- It’s usually way cheaper than using your home provider (especially if you are coming from Canada)
- I need Internet for my social networking activities
- To find my way around or to make a phone call locally it’s the easiest way
- Traveling alone, it’s reassuring to have access to my phone if I need help
- If you ever take a break or go for a walk you are always reachable and you can quickly answer an email or on Slack/Teams to someone you work with. In 5 minutes you can respond to someone without blocking a situation for example.
Legal aspect of working abroad:
- Working from abroad is great, but don’t forget that there is a legal side to consider. Depending on the number of days you spend outside of your country of residence you may have a change in your tax return. For example if you stay more than 3 months in some countries you will have to pay taxes locally, if you are out of Canada for more than 6 months your tax return will also change.
- I am not an accountant nor a tax professional so I encourage you to find out about your country and your situation rather than 1/ telling you nonsense 2/ you are sharing partial information that will not apply to everyone.
To finish I would like to talk about this part that we anticipate perhaps a little less: organizing your time. It is obviously very tempting to go and visit, to walk around, to spend time with the people you meet there. I found that my brain had a hard time understanding at the beginning that I was not on vacation, that I still had things to work on, that I still had meetings and people who were counting on me. I would say that after 2 days it was getting better and I was in front of my computer at 9am without worrying but I had the feeling that I didn’t know how to organize my days anymore.
I also found it exhausting to be at work during the day, out at night and all the time with people (there were about 20 of us from Toronto and not everyone did remote work so they were on vacation) so don’t hesitate to take time for yourself, recharge quietly and don’t rush to do everything. This is honestly one of the aspects that I preferred by staying longer than everyone else: it wasn’t a race to do everything, I was able to enjoy the daily life and live closer to a local’s rhythm than a tourist.
- Plan your day: at what time I plan to work, at what time I want to be finished to enjoy the life on the spot.

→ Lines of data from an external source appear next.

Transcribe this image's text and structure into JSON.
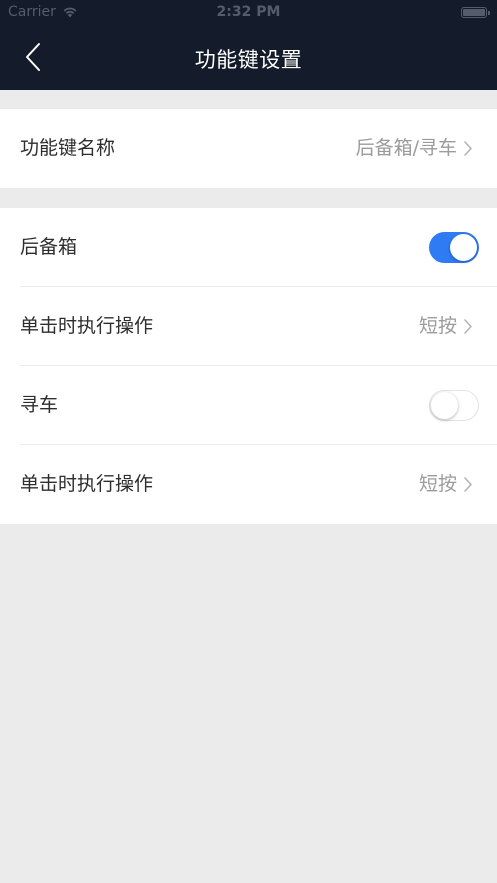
{
  "status_bar": {
    "carrier": "Carrier",
    "time": "2:32 PM",
    "wifi_icon": "wifi-icon",
    "battery_icon": "battery-icon"
  },
  "nav": {
    "title": "功能键设置",
    "back_icon": "chevron-left-icon"
  },
  "settings": {
    "key_name": {
      "label": "功能键名称",
      "value": "后备箱/寻车"
    },
    "trunk": {
      "label": "后备箱",
      "enabled": true
    },
    "trunk_action": {
      "label": "单击时执行操作",
      "value": "短按"
    },
    "find_car": {
      "label": "寻车",
      "enabled": false
    },
    "find_car_action": {
      "label": "单击时执行操作",
      "value": "短按"
    }
  },
  "colors": {
    "nav_background": "#141b2b",
    "page_background": "#ebebeb",
    "toggle_on": "#2f7bf3",
    "secondary_text": "#9b9b9b"
  }
}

- Make a list of the things you want to do, it helps to stay focused on what you have managed to do. Then if the list is finished earlier than expected you can go for a walk with peace of mind.
- Give yourself breaks, in the morning I would get my orange juice and in the middle of the day I would take a break in the pool. Don’t forget that you are also there to enjoy the experience!
I hope this article will help you to live this experience too.
Tell me about your experience and share your tips!